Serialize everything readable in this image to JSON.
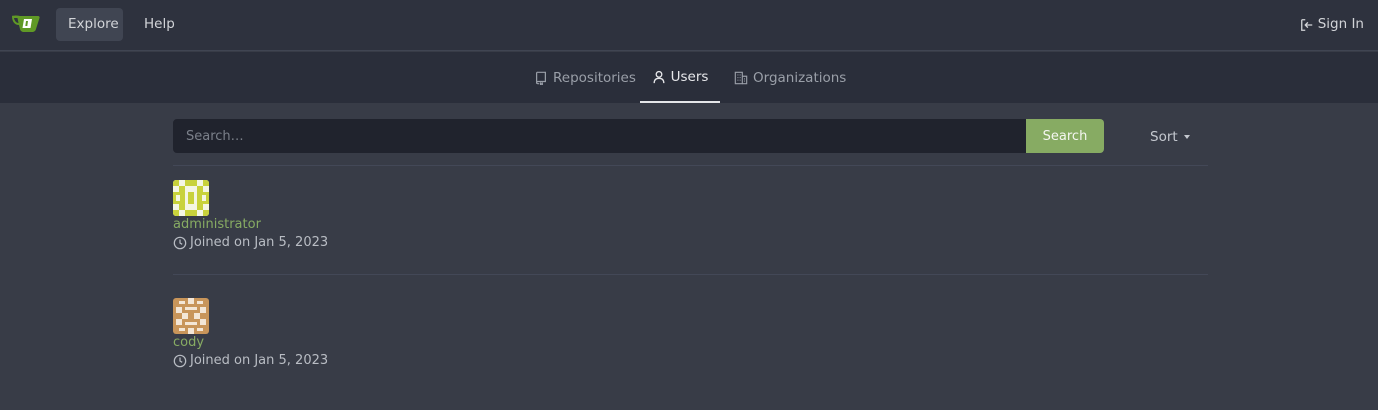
{
  "nav": {
    "explore": "Explore",
    "help": "Help",
    "sign_in": "Sign In"
  },
  "tabs": [
    {
      "label": "Repositories",
      "icon": "repo-icon"
    },
    {
      "label": "Users",
      "icon": "person-icon",
      "active": true
    },
    {
      "label": "Organizations",
      "icon": "organization-icon"
    }
  ],
  "search": {
    "placeholder": "Search…",
    "value": "",
    "button_label": "Search",
    "sort_label": "Sort"
  },
  "users": [
    {
      "name": "administrator",
      "joined": "Joined on Jan 5, 2023",
      "avatar_color": "#c8d23c"
    },
    {
      "name": "cody",
      "joined": "Joined on Jan 5, 2023",
      "avatar_color": "#c8955a"
    }
  ],
  "colors": {
    "accent": "#87ab63",
    "background": "#383c47",
    "nav_background": "#2e323e"
  }
}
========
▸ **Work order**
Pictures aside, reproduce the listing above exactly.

▸ **Finished exercise**
Serialize everything readable in this image to JSON.
{
  "nav": {
    "explore": "Explore",
    "help": "Help",
    "sign_in": "Sign In"
  },
  "tabs": [
    {
      "label": "Repositories",
      "icon": "repo-icon"
    },
    {
      "label": "Users",
      "icon": "person-icon",
      "active": true
    },
    {
      "label": "Organizations",
      "icon": "organization-icon"
    }
  ],
  "search": {
    "placeholder": "Search…",
    "value": "",
    "button_label": "Search",
    "sort_label": "Sort"
  },
  "users": [
    {
      "name": "administrator",
      "joined": "Joined on Jan 5, 2023",
      "avatar_color": "#c8d23c"
    },
    {
      "name": "cody",
      "joined": "Joined on Jan 5, 2023",
      "avatar_color": "#c8955a"
    }
  ],
  "colors": {
    "accent": "#87ab63",
    "background": "#383c47",
    "nav_background": "#2e323e"
  }
}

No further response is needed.